Last August, a report from Moody’s Analytics predicted nearly 20 percent of U.S. office space would stand vacant in 2021. That’s an historic high—and is projected to increase in 2022.
The Office of Ohio Attorney General Dave Yost employs about 400 lawyers. Before the pandemic, they worked from leased space in multiple buildings in downtown Columbus. They’ve recently left one building altogether, and Yost says they’re still downsizing.
YOST: We’re reducing our real estate footprint by about a little over a third.
Still, Yost says his attorneys, particularly the younger ones, rely on interaction with older colleagues to hone their skills. Like many other companies, he plans to implement a hybrid work model, with teams of employees coming in and out of the office throughout the week. Essentially, the AG’s office will create its own coworking space.
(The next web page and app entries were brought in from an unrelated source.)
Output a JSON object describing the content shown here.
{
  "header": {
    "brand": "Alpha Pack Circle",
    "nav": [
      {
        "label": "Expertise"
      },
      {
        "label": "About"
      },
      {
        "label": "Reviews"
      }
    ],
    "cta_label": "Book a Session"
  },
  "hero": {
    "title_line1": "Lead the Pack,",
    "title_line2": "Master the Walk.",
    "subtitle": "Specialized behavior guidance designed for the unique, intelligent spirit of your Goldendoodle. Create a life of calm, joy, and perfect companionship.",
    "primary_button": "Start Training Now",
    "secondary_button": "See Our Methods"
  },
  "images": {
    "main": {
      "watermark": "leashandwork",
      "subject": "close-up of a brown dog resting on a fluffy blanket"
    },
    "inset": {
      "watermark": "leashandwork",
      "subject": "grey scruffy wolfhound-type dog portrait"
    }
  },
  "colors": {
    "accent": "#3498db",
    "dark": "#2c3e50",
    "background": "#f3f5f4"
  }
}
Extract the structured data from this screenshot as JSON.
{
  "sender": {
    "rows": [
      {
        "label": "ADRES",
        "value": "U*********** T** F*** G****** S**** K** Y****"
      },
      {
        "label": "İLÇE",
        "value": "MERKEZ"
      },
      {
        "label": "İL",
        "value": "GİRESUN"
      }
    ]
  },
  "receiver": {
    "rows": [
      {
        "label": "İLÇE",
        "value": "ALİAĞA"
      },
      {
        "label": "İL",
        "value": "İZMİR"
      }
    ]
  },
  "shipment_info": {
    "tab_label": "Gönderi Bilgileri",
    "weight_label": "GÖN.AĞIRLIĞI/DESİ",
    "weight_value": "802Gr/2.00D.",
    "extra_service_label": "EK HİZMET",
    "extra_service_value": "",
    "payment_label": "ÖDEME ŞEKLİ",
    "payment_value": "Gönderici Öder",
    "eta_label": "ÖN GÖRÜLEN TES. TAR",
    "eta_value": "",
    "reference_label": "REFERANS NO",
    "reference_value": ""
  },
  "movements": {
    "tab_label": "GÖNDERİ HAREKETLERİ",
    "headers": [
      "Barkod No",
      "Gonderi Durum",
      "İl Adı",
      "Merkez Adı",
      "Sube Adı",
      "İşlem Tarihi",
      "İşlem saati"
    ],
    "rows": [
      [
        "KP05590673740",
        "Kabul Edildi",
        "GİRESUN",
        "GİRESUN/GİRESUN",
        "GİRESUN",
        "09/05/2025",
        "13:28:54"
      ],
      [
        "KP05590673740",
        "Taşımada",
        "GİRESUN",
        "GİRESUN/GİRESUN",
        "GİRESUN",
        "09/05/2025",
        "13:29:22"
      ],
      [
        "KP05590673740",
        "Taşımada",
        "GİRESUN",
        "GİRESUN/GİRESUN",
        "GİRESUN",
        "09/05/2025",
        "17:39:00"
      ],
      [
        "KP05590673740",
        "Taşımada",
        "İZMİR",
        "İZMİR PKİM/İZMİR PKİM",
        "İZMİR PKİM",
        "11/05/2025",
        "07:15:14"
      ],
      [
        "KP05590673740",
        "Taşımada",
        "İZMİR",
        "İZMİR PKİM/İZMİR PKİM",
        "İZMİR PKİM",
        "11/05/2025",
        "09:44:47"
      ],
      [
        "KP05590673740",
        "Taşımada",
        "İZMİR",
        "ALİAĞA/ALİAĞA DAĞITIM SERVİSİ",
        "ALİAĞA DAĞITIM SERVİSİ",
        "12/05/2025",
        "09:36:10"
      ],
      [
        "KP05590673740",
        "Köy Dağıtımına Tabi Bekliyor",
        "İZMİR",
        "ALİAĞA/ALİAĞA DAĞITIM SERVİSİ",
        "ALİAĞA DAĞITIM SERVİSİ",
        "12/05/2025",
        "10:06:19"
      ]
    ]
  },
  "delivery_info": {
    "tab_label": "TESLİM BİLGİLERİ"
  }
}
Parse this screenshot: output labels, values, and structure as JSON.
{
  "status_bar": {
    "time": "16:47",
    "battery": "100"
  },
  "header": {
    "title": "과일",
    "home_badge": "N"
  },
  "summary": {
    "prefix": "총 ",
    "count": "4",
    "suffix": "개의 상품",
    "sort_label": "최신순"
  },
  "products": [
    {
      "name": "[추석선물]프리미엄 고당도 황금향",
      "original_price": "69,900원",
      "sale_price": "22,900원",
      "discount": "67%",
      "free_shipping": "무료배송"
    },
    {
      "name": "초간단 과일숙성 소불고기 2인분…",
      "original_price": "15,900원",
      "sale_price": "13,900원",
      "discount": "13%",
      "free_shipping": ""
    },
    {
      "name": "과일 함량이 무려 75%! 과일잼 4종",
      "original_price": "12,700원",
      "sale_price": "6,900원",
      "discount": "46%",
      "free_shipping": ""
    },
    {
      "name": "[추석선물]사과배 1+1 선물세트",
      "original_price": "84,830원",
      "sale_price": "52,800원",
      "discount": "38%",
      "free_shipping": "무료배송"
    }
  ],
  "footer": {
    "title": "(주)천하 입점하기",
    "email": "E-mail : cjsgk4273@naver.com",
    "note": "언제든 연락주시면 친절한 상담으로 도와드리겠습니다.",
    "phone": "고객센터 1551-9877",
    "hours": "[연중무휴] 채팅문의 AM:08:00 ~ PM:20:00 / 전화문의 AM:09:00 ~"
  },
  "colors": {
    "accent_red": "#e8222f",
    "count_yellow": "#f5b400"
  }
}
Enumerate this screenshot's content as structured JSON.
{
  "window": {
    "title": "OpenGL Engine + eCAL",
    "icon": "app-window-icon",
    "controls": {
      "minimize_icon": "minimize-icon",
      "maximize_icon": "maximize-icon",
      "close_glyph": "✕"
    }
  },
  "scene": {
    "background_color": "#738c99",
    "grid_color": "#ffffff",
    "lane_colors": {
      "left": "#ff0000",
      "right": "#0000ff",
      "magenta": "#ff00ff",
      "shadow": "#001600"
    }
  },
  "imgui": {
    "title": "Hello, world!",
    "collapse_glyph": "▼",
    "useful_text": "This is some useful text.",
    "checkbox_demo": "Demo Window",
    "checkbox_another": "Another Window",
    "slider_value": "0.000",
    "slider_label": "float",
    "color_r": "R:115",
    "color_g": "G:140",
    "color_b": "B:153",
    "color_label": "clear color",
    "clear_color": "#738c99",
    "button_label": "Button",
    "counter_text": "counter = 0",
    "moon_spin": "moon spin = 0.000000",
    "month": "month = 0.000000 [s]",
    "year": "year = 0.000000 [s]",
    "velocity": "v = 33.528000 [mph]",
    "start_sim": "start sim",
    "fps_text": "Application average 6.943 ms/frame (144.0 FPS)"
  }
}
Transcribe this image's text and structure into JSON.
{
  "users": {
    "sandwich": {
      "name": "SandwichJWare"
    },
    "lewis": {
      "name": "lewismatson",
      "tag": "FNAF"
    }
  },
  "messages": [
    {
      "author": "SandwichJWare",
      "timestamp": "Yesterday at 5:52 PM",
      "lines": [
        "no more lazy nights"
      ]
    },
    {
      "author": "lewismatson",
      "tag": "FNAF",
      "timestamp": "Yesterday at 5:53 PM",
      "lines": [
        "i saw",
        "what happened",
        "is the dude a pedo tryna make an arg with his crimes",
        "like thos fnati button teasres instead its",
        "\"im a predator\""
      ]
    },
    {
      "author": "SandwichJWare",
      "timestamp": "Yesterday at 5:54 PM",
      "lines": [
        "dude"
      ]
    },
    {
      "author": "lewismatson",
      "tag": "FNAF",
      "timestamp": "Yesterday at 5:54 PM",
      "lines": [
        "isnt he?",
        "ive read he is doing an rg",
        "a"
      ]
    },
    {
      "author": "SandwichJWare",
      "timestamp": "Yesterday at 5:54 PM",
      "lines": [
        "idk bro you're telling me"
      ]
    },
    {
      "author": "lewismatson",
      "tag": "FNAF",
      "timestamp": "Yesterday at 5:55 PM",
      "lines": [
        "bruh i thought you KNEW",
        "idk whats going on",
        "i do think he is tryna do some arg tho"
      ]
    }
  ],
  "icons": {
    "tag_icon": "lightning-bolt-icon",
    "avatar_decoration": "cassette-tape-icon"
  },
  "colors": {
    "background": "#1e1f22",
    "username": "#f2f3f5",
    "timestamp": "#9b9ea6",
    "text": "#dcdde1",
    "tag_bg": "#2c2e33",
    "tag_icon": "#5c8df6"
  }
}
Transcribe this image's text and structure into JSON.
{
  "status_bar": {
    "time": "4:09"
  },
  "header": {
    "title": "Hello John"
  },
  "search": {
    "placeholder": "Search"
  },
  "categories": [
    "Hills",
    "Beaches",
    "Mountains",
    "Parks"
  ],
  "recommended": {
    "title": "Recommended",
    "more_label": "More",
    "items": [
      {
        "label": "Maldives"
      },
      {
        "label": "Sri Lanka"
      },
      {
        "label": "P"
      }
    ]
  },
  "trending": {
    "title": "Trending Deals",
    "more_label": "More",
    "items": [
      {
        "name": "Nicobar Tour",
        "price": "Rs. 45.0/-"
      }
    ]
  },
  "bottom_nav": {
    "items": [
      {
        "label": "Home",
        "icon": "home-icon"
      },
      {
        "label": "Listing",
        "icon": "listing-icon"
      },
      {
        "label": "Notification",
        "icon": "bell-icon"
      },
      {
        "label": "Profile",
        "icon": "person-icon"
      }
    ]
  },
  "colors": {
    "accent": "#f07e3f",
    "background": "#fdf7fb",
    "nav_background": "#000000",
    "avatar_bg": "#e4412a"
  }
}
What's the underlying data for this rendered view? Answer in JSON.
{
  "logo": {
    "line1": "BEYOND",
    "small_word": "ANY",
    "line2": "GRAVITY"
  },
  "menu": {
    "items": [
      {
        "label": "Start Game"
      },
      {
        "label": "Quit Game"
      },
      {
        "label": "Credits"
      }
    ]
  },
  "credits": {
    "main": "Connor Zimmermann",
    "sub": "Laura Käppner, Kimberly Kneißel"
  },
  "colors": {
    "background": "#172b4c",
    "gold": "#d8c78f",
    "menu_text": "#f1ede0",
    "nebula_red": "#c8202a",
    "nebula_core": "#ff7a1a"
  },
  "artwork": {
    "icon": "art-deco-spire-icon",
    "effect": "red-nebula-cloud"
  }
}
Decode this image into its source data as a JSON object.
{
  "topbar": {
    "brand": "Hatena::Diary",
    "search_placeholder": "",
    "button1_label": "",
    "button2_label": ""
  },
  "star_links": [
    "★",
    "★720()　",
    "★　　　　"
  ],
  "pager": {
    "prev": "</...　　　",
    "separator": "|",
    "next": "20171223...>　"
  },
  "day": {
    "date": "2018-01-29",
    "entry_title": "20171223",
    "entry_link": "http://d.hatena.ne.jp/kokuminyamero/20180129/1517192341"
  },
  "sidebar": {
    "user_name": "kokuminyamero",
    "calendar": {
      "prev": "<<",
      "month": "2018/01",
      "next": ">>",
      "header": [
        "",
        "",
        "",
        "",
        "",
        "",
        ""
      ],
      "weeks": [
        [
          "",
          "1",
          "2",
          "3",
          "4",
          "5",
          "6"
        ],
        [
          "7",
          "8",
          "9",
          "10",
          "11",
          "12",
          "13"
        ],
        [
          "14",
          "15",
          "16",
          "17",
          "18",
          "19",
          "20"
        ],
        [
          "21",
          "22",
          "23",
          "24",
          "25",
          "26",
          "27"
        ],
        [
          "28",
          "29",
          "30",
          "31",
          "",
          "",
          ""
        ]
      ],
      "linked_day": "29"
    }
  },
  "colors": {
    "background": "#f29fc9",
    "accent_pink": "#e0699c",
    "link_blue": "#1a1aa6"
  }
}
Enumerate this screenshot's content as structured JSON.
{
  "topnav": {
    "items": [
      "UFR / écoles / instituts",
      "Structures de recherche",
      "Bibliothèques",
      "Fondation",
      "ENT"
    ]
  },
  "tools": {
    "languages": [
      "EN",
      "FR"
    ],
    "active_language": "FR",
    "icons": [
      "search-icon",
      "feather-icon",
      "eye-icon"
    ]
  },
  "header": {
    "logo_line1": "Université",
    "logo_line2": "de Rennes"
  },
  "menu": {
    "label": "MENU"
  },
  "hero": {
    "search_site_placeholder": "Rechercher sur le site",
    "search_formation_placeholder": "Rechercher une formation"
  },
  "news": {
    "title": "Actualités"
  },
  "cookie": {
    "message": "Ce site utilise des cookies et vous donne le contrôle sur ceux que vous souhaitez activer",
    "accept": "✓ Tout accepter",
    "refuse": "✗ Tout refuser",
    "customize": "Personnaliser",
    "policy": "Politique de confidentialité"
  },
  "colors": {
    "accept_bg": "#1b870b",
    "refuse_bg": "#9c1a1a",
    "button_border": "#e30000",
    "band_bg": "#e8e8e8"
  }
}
YOST: We’ll be bringing teams in on certain days. But then we’ll wipe it down and tomorrow it’s going to be somebody else.
Before the pandemic, many companies were reticent to embrace remote work. It would’ve been a financial risk without the guarantee that employees could be just as productive from home.
The pandemic removed the option to be cautious. And for many companies, it’s paid off. Yost says his employees have done remarkably well.
So has Jarrod Mobley, the Paylocity sales rep with a COhatch membership.
MOBLEY: Since moving to the remote area, my productivity’s increased, and I’m back on track for another President’s Club, which, if I’d have stayed home, there’s no way.
Reporting for WORLD, I’m Maria Baer in Columbus, Ohio.